Bob Stacey, the former 1000 Friends of Oregon executive director, this morning notified supporters and reporters that he's dropping out of the field of candidates vying to replace resigned Metro councilor Robert Liberty.
Stacey's announcement comes six days after his one-time boss, former Gov. Barbara Roberts announced she also would seek to replace Liberty. Here's the brief email sent out by Stacey, who lost the Metro president's race in November by only about 1,000 votes:
I've withdrawn my application for appointment to fill out Robert Liberty's term on the Metro Council. I intend to run for the position in the May 2012 election.
At his website, Stacey posted the following explanation:
Dear Friends and Supporters,
Today, I’m withdrawing my application for appointment to the vacant District 6 position on the Metro Council. Last Wednesday, Governor Barbara Roberts filed her application for that seat, and graciously called me immediately to give me the news.

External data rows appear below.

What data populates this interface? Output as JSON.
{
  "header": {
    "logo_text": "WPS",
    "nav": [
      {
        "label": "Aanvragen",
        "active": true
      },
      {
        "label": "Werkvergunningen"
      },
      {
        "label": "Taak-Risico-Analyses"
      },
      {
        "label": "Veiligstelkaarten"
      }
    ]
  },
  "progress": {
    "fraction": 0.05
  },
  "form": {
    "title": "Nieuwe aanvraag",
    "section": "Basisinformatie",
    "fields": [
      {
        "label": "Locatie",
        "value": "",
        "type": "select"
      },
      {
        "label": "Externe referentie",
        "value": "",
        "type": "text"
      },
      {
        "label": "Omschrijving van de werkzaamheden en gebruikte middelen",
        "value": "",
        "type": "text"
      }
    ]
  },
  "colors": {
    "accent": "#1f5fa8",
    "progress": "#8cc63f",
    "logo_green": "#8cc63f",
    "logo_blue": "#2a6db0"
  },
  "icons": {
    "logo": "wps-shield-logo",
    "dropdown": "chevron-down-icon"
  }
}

Governor Roberts told me that several members of the Metro Council had phoned her that day, the deadline for applying for appointment to the District 6 vacancy. The first phone call came at 8:30 in the morning, from a councilor who told her that none of the applicants for the vacancy—including me—could get majority support from the Council. This councilor asked Governor Roberts to apply, so that the Council logjam could be broken. During the day more councilors called her, urging her to fill out the application form and submit it by day’s end.
It’s clear that there’s no reason for me to continue to seek the appointment. I certainly don’t want to waste the time and effort of the many friends who planned to appear and testify on my behalf at this week’s hearing before the Metro Council. Accordingly, I’m withdrawing, and I’m shifting my efforts from the members of the Council to the ultimate decision makers: the voters of District 6.
I’m reaffirming my intention to campaign for election to the Metro Council on the May 2012 ballot. I received strong support from voters in this part of Metro in the 2010 election, and I’m eager to ask for their votes again.
Governor Roberts has announced she won’t be a candidate for election in 2012. However, she won’t simply be a “caretaker” councilor. She’ll be called upon to participate in important decisions facing Metro over the next two years, involving economic recovery, land use, transportation, and investment in public facilities, among many others. I’m very pleased that her deep leadership experience in state and local government—and her passionate support of sound land use planning, social justice, and prudent public budgeting—will help guide Metro decision making for the balance of Robert Liberty’s term.
Thank you so much for the support and encouragement you’ve given me in this unusual process. I hope I can count on your continued support this fall when I kick off my election campaign!